Sometimes it can seem like a long and complex journey from being a student to an astrophysicist. And for some teachers it can be difficult to foster their students' interest in the sciences outside of school.
Astrophysicist and associate professor at Swinburne University Alan Duffy is a leading voice of science in Australia, regularly appearing on ABC radio to explain the latest news in science. He shares his memories of how he was inspired to take up the sciences, and how teachers can foster the same interest in STEM among their students.
Inspiring students to take up science, technology, engineering or mathematics
'I always had a passion for science, or rather I was always curious – and it wasn't until I read Stephen Hawking's
A Brief History of Time that I realised you could follow that curiosity as a career. I since would learn my field was astrophysics and more specifically cosmology.
'These chance encouragements or discussions with your students, allowing them to see that they aren't alone in having an interest in science, are incredibly powerful.
Encourage students to find likeminded peers, mentors and groups
'Try to encourage those students in finding likeminded peers or mentors.
'To start off you can get your students started in science that's happening right now, head over to
Zooniverse – one of the world's largest platforms for people-powered research – and see what real research projects they can get involved in in the classroom or in their spare time.
Community partners can support lesson ideas and out of school activities
'You can also find activities like hackathons, where students can work on projects together over weekends. Groups like
Telescopes in Schools or amateur astronomy groups can also work with you to show your students the amazing world out there.
Get support and ideas from professional associations
'You aren't alone in trying to spark that interest, or support and nurture a growing curiosity. Just head to your local science teachers association like Victoria's amazing
Science Teachers' Association to learn about the programmes you and you school can join.
Contextualising your studies into real life
'The link between learning and real life applications is incredibly helpful to students wanting to know the relevancy of the subject.
'To know that a simple physics principle can explain how buildings stand tall, planes can fly and boats can float makes the physics equations more compelling.
'However it's not always that easy to make a direct link, and we can do the students or the topic a disservice to force a link. Sometimes it is more important to describe how learning is a fundamental tool, underpinning other fields that might have more direct applications.
'Not everything has a direct and immediate use in real life, but explaining how it fits into a broader discipline is always possible, and will always engage students who want to know why they should study a topic.
Making a career in science an approachable goal
Make learning relevant for all abilities
'Often there are barriers for many students reaching your science class, so you have to be prepared to go to the groups who may be underperforming and engage with them.

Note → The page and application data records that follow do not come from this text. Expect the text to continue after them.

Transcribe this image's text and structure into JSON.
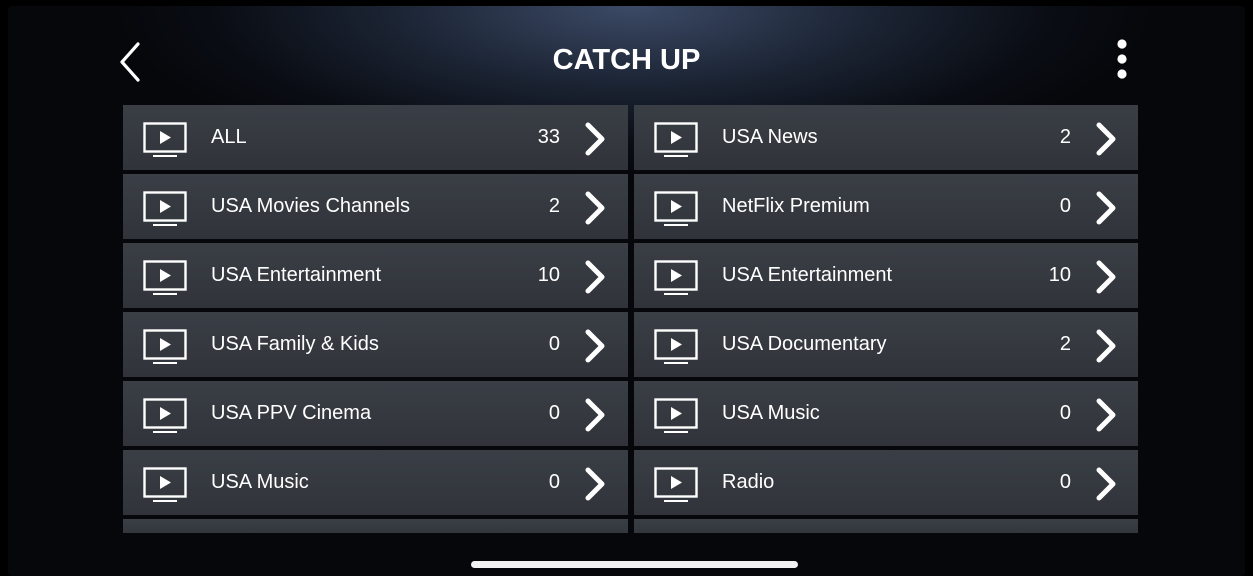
{
  "header": {
    "title": "CATCH UP",
    "back_icon": "chevron-left-icon",
    "more_icon": "more-vertical-icon"
  },
  "categories": {
    "left": [
      {
        "label": "ALL",
        "count": "33"
      },
      {
        "label": "USA Movies Channels",
        "count": "2"
      },
      {
        "label": "USA Entertainment",
        "count": "10"
      },
      {
        "label": "USA Family & Kids",
        "count": "0"
      },
      {
        "label": "USA PPV Cinema",
        "count": "0"
      },
      {
        "label": "USA Music",
        "count": "0"
      }
    ],
    "right": [
      {
        "label": "USA News",
        "count": "2"
      },
      {
        "label": "NetFlix Premium",
        "count": "0"
      },
      {
        "label": "USA Entertainment",
        "count": "10"
      },
      {
        "label": "USA Documentary",
        "count": "2"
      },
      {
        "label": "USA Music",
        "count": "0"
      },
      {
        "label": "Radio",
        "count": "0"
      }
    ]
  },
  "icons": {
    "row_icon": "tv-play-icon",
    "row_arrow": "chevron-right-icon"
  },
  "colors": {
    "row_bg": "#34383e",
    "text": "#ffffff",
    "background": "#05070b"
  }
}
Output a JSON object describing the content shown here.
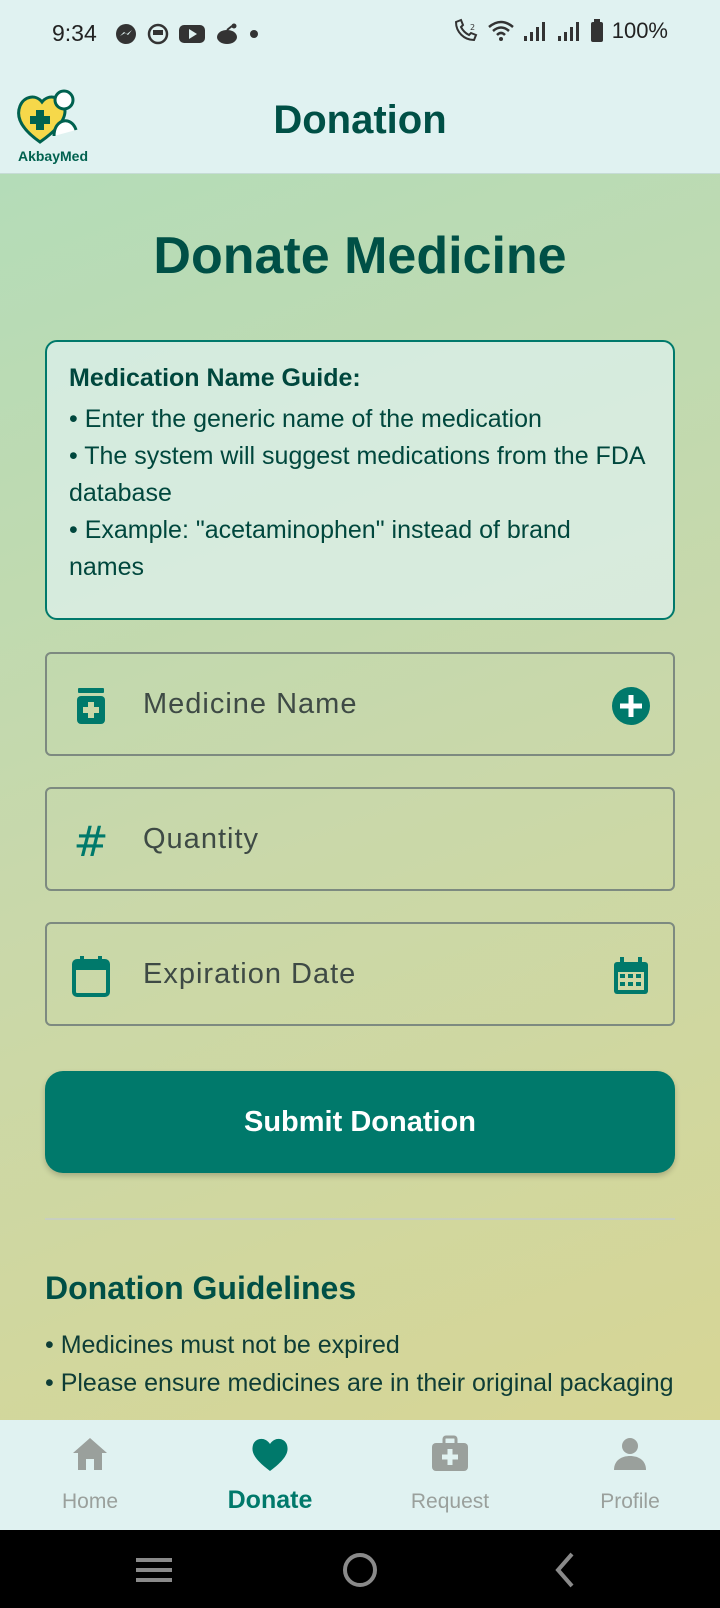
{
  "status_bar": {
    "time": "9:34",
    "battery": "100%"
  },
  "app_bar": {
    "title": "Donation",
    "logo_text": "AkbayMed"
  },
  "page": {
    "heading": "Donate Medicine"
  },
  "guide": {
    "title": "Medication Name Guide:",
    "lines": [
      "• Enter the generic name of the medication",
      "• The system will suggest medications from the FDA database",
      "• Example: \"acetaminophen\" instead of brand names"
    ]
  },
  "form": {
    "medicine_placeholder": "Medicine Name",
    "quantity_placeholder": "Quantity",
    "expiration_placeholder": "Expiration Date",
    "submit_label": "Submit Donation"
  },
  "guidelines": {
    "title": "Donation Guidelines",
    "items": [
      "• Medicines must not be expired",
      "• Please ensure medicines are in their original packaging"
    ]
  },
  "nav": {
    "items": [
      {
        "label": "Home",
        "icon": "home-icon"
      },
      {
        "label": "Donate",
        "icon": "heart-icon"
      },
      {
        "label": "Request",
        "icon": "medical-bag-icon"
      },
      {
        "label": "Profile",
        "icon": "person-icon"
      }
    ],
    "active": "Donate"
  },
  "colors": {
    "primary": "#00796b",
    "heading": "#005046",
    "background": "#e0f2f1",
    "inactive_nav": "#9aa09c"
  }
}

'Find out what issues are relevant to your students, and frame the lesson plans or content in terms of that.
Show them the pathway to the future
'In terms of a career in science everyone finds their way differently but the traditional route is to take science and maths at school, a degree at university and then a PhD in your field of interest.
'It can be intimidating to know where to start, so ask you school's career practitioner or science teacher if they know of work experience at a nearby university.
'Check out the free
Ultimate Careers guides to find your place in STEM or get some ideas for possible future jobs or discussions in your classroom, see:
Ultimate Careers – Australia's Science Channel
Encourage them to stay open to opportunities
'My only other bit of advice for teachers and students is be open to opportunities, seize them, and encourage that initiative in your students.
'A chance interview during my second year of uni saw me find my way into studying physics in Amsterdam in Dutch the next year. It's one of the hardest but best things I ever did in my science career. While it wasn't on any career plan I made before then, but has strongly influenced my plans ever since.
Get involved tonight: Stargazing Live on ABC
On Wednesday 23 May, the second night of three in the Stargazing Live series is a celebration of the night sky presented by Professor Brian Cox and Julia Zemiro, broadcasting from Siding Spring Observatory in New South Wales, alongside a team of celebrated scientists and space enthusiasts.
This broadcast is a great resource for you and your students to explore the sciences real-world applications. For more information about tonight's broadcast, see:
Resources for teachers to get their class involved
The ABC has also developed a number of resources, lesson plans and top tips for teachers to get involved in stargazing and to encourage their students to embrace their interest in STEM
For Alan's top tips for stargazing, see:
Stargazing Live – Beginners' guide
For lesson plans and classroom activities, see:
Stargazing Live – Study guide